Some of them I am writing into X-23. I've always wanted to write Gambit, and he's coming into the book and that just thrills me to no end, because I love his character. Jubilee will probably start popping up at some point, and I did get to write her a little in the one-shot. Same with Storm. I've had the chance to write Mystique, in Dark Wolverine. So actually I am getting the chance to write all the characters I want.

Sometimes there are characters I want to write but we can't put them in right now because Marvel is doing other things with them. But I've been very lucky, and my little inner fangirls is just squeeing all over the place because I get to draw in all these people.

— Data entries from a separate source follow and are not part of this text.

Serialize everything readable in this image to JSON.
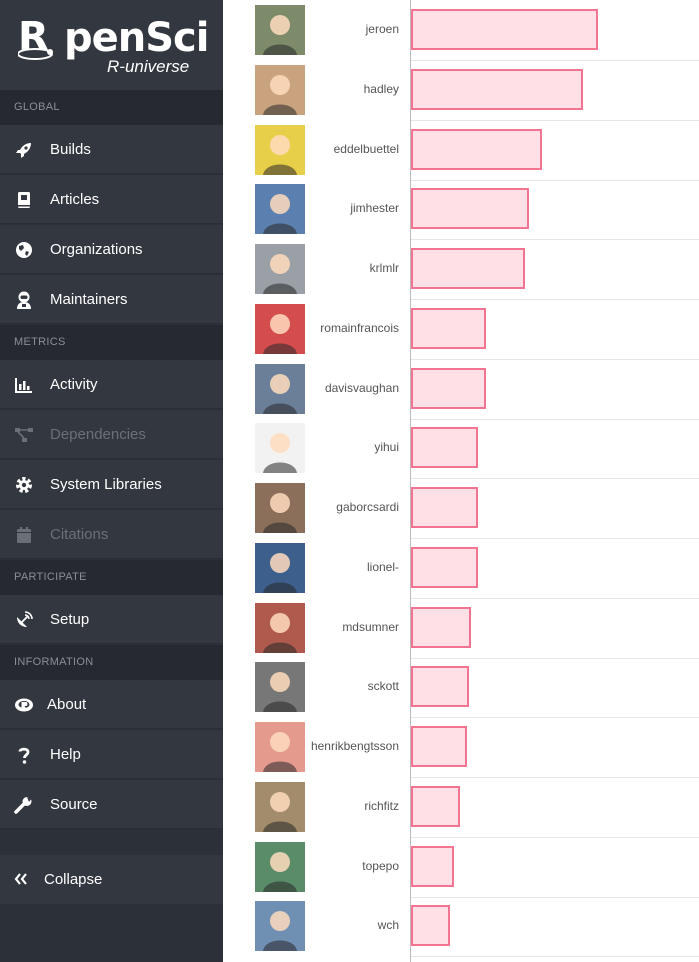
{
  "brand": {
    "title": "penSci",
    "subtitle": "R-universe",
    "colors": {
      "sidebar": "#2c3038",
      "bar_fill": "#ffe0e6",
      "bar_border": "#f27490"
    }
  },
  "sidebar": {
    "sections": [
      {
        "label": "GLOBAL",
        "items": [
          {
            "label": "Builds",
            "icon": "rocket-icon",
            "enabled": true
          },
          {
            "label": "Articles",
            "icon": "book-icon",
            "enabled": true
          },
          {
            "label": "Organizations",
            "icon": "globe-icon",
            "enabled": true
          },
          {
            "label": "Maintainers",
            "icon": "user-astronaut-icon",
            "enabled": true
          }
        ]
      },
      {
        "label": "METRICS",
        "items": [
          {
            "label": "Activity",
            "icon": "chart-bar-icon",
            "enabled": true
          },
          {
            "label": "Dependencies",
            "icon": "sitemap-icon",
            "enabled": false
          },
          {
            "label": "System Libraries",
            "icon": "gear-icon",
            "enabled": true
          },
          {
            "label": "Citations",
            "icon": "calendar-icon",
            "enabled": false
          }
        ]
      },
      {
        "label": "PARTICIPATE",
        "items": [
          {
            "label": "Setup",
            "icon": "satellite-dish-icon",
            "enabled": true
          }
        ]
      },
      {
        "label": "INFORMATION",
        "items": [
          {
            "label": "About",
            "icon": "r-logo-icon",
            "enabled": true
          },
          {
            "label": "Help",
            "icon": "question-icon",
            "enabled": true
          },
          {
            "label": "Source",
            "icon": "wrench-icon",
            "enabled": true
          }
        ]
      }
    ],
    "collapse_label": "Collapse"
  },
  "chart_data": {
    "type": "bar",
    "orientation": "horizontal",
    "categories": [
      "jeroen",
      "hadley",
      "eddelbuettel",
      "jimhester",
      "krlmlr",
      "romainfrancois",
      "davisvaughan",
      "yihui",
      "gaborcsardi",
      "lionel-",
      "mdsumner",
      "sckott",
      "henrikbengtsson",
      "richfitz",
      "topepo",
      "wch"
    ],
    "values": [
      100,
      92,
      70,
      63,
      61,
      40,
      40,
      36,
      36,
      36,
      32,
      31,
      30,
      26,
      23,
      21
    ],
    "value_units": "relative bar length (0–100), no scale shown",
    "title": "",
    "xlabel": "",
    "ylabel": "",
    "grid": "horizontal row separators"
  }
}
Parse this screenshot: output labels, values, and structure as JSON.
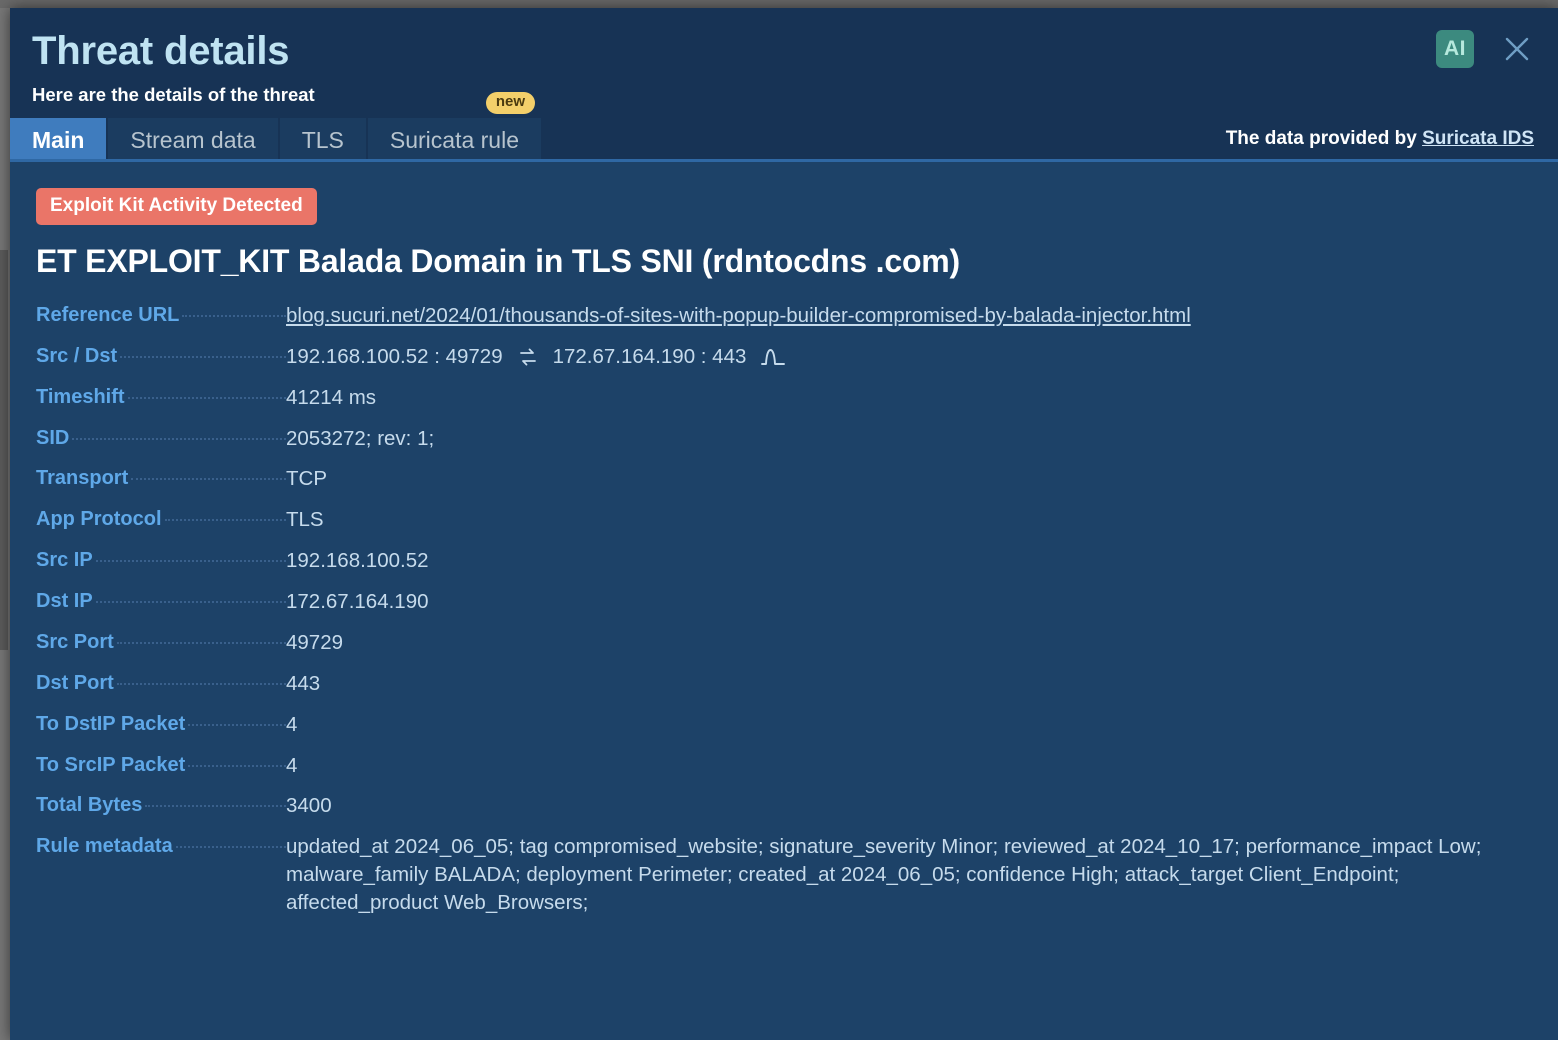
{
  "modal": {
    "title": "Threat details",
    "subtitle": "Here are the details of the threat",
    "ai_badge_label": "AI",
    "close_icon": "close-icon"
  },
  "tabs": [
    {
      "label": "Main",
      "active": true,
      "badge": null
    },
    {
      "label": "Stream data",
      "active": false,
      "badge": null
    },
    {
      "label": "TLS",
      "active": false,
      "badge": null
    },
    {
      "label": "Suricata rule",
      "active": false,
      "badge": "new"
    }
  ],
  "provider": {
    "prefix": "The data provided by ",
    "link_label": "Suricata IDS"
  },
  "alert": {
    "chip_label": "Exploit Kit Activity Detected",
    "threat_name": "ET EXPLOIT_KIT Balada Domain in TLS SNI (rdntocdns .com)",
    "chip_color": "#ea7568"
  },
  "details": {
    "reference_url_label": "Reference URL",
    "reference_url_value": "blog.sucuri.net/2024/01/thousands-of-sites-with-popup-builder-compromised-by-balada-injector.html",
    "src_dst_label": "Src / Dst",
    "src_dst_src": "192.168.100.52 : 49729",
    "src_dst_dst": "172.67.164.190 : 443",
    "timeshift_label": "Timeshift",
    "timeshift_value": "41214 ms",
    "sid_label": "SID",
    "sid_value": "2053272; rev: 1;",
    "transport_label": "Transport",
    "transport_value": "TCP",
    "app_protocol_label": "App Protocol",
    "app_protocol_value": "TLS",
    "src_ip_label": "Src IP",
    "src_ip_value": "192.168.100.52",
    "dst_ip_label": "Dst IP",
    "dst_ip_value": "172.67.164.190",
    "src_port_label": "Src Port",
    "src_port_value": "49729",
    "dst_port_label": "Dst Port",
    "dst_port_value": "443",
    "to_dstip_packet_label": "To DstIP Packet",
    "to_dstip_packet_value": "4",
    "to_srcip_packet_label": "To SrcIP Packet",
    "to_srcip_packet_value": "4",
    "total_bytes_label": "Total Bytes",
    "total_bytes_value": "3400",
    "rule_metadata_label": "Rule metadata",
    "rule_metadata_value": "updated_at 2024_06_05; tag compromised_website; signature_severity Minor; reviewed_at 2024_10_17; performance_impact Low; malware_family BALADA; deployment Perimeter; created_at 2024_06_05; confidence High; attack_target Client_Endpoint; affected_product Web_Browsers;"
  },
  "colors": {
    "header_bg": "#173355",
    "body_bg": "#1d4268",
    "active_tab": "#3f7cbe",
    "label_blue": "#5fa8e8",
    "value_text": "#c6dbec",
    "title_text": "#bfe3f2",
    "ai_badge_bg": "#3c8a7f",
    "new_badge_bg": "#f3cf6a"
  }
}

I love it.

Marjorie M. Liu says you should never let genre get in the way of a cool story

Just to switch gears, I'm interesting in the world-building in the Hunter Kiss series. Are you inspired by a particular source or tradition?

It just came out. I wanted to write the first book one way, drawing in a lot of Celtic mythology. But as I was working on it, it just became a totally different animal. All these different ideas came out about reincarnation, and adapting human skins, and the whole Sumerian mythology, all these different issues that I didn't expect. Because I write organically — I don't plot ahead, because when I plot ahead it's a mess. As I write, things come out. Sometimes they work, and sometimes they don't and I edit them out. The series just took on a life of its own.

Are you someone who reads a lot of folklore?

When I was growing up, I read everything I could get my hands on. Everything. And I'm still the same way. I don't have quite as much time now, but my bookshelf at home is just filled with anything that looks interesting.

It seems you aren't necessarily constrained by the idea that this is fantasy, or this is science fiction.

I just like to tell a good story, and I like to read stories that embrace many different genres. I think when you're telling a story and you have it inside of you, you don't want to limit yourself to one particular genre. You just want to tell the story and let it grow on its own and take on its own life. And if that means merging demons that are aliens and tattoos and quantum time travel, you just do it, and you find a way to make it work.

What's up next?

The next book coming out is called In the Dark of Dreams. It's about a merman and a marine biologist. They met for all of 10 minutes as children off the coast of Maine, and for 16 years afterwards they were looking for each other. Then they finally find each other again, at a time when it's close to the end of the world — there's a sea monster waking up that could send a title wave that would destroy most of the world's coasts. It sounds weird, but it's deeply romantic, with a lot of fantasy elements like merpeople, and seapirates, and psychics, and people who can start fires with their minds, shape shifters.

What do you think draws you to these very large scale, apocalyptic stories?

I like to tell big stories, but really focusing on the characters. I like to place my characters against the backdrop of things that are out of their control, and then explore how they try to control the situation, and how that affects their relationships with each other, or their relationships with perfect strangers. How it affects them inside, changes them to make them weaker or stronger. For me, it's all about the characters.